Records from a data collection
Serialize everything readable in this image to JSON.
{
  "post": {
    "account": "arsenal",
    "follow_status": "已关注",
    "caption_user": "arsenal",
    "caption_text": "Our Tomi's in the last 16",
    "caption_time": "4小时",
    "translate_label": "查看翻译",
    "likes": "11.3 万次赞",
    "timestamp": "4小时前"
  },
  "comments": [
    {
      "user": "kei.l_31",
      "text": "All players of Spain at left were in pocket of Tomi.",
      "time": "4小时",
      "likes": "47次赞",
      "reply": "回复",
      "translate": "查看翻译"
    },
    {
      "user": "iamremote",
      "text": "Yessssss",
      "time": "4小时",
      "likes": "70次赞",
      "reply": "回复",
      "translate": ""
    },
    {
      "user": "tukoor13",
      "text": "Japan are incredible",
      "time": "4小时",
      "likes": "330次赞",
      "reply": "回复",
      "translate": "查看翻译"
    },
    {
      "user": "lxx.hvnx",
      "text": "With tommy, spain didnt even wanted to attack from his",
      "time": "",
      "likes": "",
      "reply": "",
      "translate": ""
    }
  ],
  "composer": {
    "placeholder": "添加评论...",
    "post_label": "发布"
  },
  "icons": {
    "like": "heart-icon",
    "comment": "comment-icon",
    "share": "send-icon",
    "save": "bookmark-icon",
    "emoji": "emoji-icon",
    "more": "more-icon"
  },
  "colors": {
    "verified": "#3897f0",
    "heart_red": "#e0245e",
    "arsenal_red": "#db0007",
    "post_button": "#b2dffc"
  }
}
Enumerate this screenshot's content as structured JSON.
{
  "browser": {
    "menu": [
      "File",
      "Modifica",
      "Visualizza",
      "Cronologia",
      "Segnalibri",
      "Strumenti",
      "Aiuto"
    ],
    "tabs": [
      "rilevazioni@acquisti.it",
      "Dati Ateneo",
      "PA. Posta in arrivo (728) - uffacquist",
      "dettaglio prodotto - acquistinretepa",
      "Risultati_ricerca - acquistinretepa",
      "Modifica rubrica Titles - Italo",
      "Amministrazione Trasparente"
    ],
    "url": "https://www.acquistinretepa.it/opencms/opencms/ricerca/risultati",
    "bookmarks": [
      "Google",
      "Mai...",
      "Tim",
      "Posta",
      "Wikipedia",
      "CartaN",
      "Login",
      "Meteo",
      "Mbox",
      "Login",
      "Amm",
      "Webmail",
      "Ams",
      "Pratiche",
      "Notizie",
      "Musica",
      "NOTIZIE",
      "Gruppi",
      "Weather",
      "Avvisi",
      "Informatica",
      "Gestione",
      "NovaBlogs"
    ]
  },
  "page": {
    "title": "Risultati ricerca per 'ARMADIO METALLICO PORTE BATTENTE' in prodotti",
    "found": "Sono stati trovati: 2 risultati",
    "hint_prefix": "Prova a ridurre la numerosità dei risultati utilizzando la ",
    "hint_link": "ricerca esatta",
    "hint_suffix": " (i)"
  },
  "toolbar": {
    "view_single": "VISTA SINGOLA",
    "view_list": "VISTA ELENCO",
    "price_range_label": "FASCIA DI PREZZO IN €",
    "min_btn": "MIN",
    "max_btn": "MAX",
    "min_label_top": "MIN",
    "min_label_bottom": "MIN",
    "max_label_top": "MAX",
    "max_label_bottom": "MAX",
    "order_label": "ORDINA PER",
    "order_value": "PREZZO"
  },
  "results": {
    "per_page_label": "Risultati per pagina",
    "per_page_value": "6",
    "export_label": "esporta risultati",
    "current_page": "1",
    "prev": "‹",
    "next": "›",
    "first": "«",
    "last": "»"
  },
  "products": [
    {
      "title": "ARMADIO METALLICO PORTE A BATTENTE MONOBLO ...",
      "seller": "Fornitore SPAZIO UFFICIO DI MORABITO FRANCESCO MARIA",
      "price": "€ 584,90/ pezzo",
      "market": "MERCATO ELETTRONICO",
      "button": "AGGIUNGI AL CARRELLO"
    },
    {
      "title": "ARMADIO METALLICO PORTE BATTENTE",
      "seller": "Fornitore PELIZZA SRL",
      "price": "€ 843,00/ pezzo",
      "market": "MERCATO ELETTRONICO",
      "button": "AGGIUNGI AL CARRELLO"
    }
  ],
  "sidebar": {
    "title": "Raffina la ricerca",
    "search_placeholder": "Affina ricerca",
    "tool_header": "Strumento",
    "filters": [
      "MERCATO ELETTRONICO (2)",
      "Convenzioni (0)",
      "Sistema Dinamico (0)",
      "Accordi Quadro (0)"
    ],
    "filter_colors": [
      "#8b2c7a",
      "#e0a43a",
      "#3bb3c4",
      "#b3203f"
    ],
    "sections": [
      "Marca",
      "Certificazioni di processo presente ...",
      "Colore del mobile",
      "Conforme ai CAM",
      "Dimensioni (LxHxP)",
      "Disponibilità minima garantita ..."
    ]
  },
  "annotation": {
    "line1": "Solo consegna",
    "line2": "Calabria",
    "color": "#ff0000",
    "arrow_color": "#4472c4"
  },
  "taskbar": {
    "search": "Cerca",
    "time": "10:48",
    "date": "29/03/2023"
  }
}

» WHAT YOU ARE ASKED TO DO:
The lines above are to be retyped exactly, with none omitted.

» TASK OUTPUT:
Serialize everything readable in this image to JSON.
{
  "post": {
    "account": "arsenal",
    "follow_status": "已关注",
    "caption_user": "arsenal",
    "caption_text": "Our Tomi's in the last 16",
    "caption_time": "4小时",
    "translate_label": "查看翻译",
    "likes": "11.3 万次赞",
    "timestamp": "4小时前"
  },
  "comments": [
    {
      "user": "kei.l_31",
      "text": "All players of Spain at left were in pocket of Tomi.",
      "time": "4小时",
      "likes": "47次赞",
      "reply": "回复",
      "translate": "查看翻译"
    },
    {
      "user": "iamremote",
      "text": "Yessssss",
      "time": "4小时",
      "likes": "70次赞",
      "reply": "回复",
      "translate": ""
    },
    {
      "user": "tukoor13",
      "text": "Japan are incredible",
      "time": "4小时",
      "likes": "330次赞",
      "reply": "回复",
      "translate": "查看翻译"
    },
    {
      "user": "lxx.hvnx",
      "text": "With tommy, spain didnt even wanted to attack from his",
      "time": "",
      "likes": "",
      "reply": "",
      "translate": ""
    }
  ],
  "composer": {
    "placeholder": "添加评论...",
    "post_label": "发布"
  },
  "icons": {
    "like": "heart-icon",
    "comment": "comment-icon",
    "share": "send-icon",
    "save": "bookmark-icon",
    "emoji": "emoji-icon",
    "more": "more-icon"
  },
  "colors": {
    "verified": "#3897f0",
    "heart_red": "#e0245e",
    "arsenal_red": "#db0007",
    "post_button": "#b2dffc"
  }
}
Enumerate this screenshot's content as structured JSON.
{
  "browser": {
    "menu": [
      "File",
      "Modifica",
      "Visualizza",
      "Cronologia",
      "Segnalibri",
      "Strumenti",
      "Aiuto"
    ],
    "tabs": [
      "rilevazioni@acquisti.it",
      "Dati Ateneo",
      "PA. Posta in arrivo (728) - uffacquist",
      "dettaglio prodotto - acquistinretepa",
      "Risultati_ricerca - acquistinretepa",
      "Modifica rubrica Titles - Italo",
      "Amministrazione Trasparente"
    ],
    "url": "https://www.acquistinretepa.it/opencms/opencms/ricerca/risultati",
    "bookmarks": [
      "Google",
      "Mai...",
      "Tim",
      "Posta",
      "Wikipedia",
      "CartaN",
      "Login",
      "Meteo",
      "Mbox",
      "Login",
      "Amm",
      "Webmail",
      "Ams",
      "Pratiche",
      "Notizie",
      "Musica",
      "NOTIZIE",
      "Gruppi",
      "Weather",
      "Avvisi",
      "Informatica",
      "Gestione",
      "NovaBlogs"
    ]
  },
  "page": {
    "title": "Risultati ricerca per 'ARMADIO METALLICO PORTE BATTENTE' in prodotti",
    "found": "Sono stati trovati: 2 risultati",
    "hint_prefix": "Prova a ridurre la numerosità dei risultati utilizzando la ",
    "hint_link": "ricerca esatta",
    "hint_suffix": " (i)"
  },
  "toolbar": {
    "view_single": "VISTA SINGOLA",
    "view_list": "VISTA ELENCO",
    "price_range_label": "FASCIA DI PREZZO IN €",
    "min_btn": "MIN",
    "max_btn": "MAX",
    "min_label_top": "MIN",
    "min_label_bottom": "MIN",
    "max_label_top": "MAX",
    "max_label_bottom": "MAX",
    "order_label": "ORDINA PER",
    "order_value": "PREZZO"
  },
  "results": {
    "per_page_label": "Risultati per pagina",
    "per_page_value": "6",
    "export_label": "esporta risultati",
    "current_page": "1",
    "prev": "‹",
    "next": "›",
    "first": "«",
    "last": "»"
  },
  "products": [
    {
      "title": "ARMADIO METALLICO PORTE A BATTENTE MONOBLO ...",
      "seller": "Fornitore SPAZIO UFFICIO DI MORABITO FRANCESCO MARIA",
      "price": "€ 584,90/ pezzo",
      "market": "MERCATO ELETTRONICO",
      "button": "AGGIUNGI AL CARRELLO"
    },
    {
      "title": "ARMADIO METALLICO PORTE BATTENTE",
      "seller": "Fornitore PELIZZA SRL",
      "price": "€ 843,00/ pezzo",
      "market": "MERCATO ELETTRONICO",
      "button": "AGGIUNGI AL CARRELLO"
    }
  ],
  "sidebar": {
    "title": "Raffina la ricerca",
    "search_placeholder": "Affina ricerca",
    "tool_header": "Strumento",
    "filters": [
      "MERCATO ELETTRONICO (2)",
      "Convenzioni (0)",
      "Sistema Dinamico (0)",
      "Accordi Quadro (0)"
    ],
    "filter_colors": [
      "#8b2c7a",
      "#e0a43a",
      "#3bb3c4",
      "#b3203f"
    ],
    "sections": [
      "Marca",
      "Certificazioni di processo presente ...",
      "Colore del mobile",
      "Conforme ai CAM",
      "Dimensioni (LxHxP)",
      "Disponibilità minima garantita ..."
    ]
  },
  "annotation": {
    "line1": "Solo consegna",
    "line2": "Calabria",
    "color": "#ff0000",
    "arrow_color": "#4472c4"
  },
  "taskbar": {
    "search": "Cerca",
    "time": "10:48",
    "date": "29/03/2023"
  }
}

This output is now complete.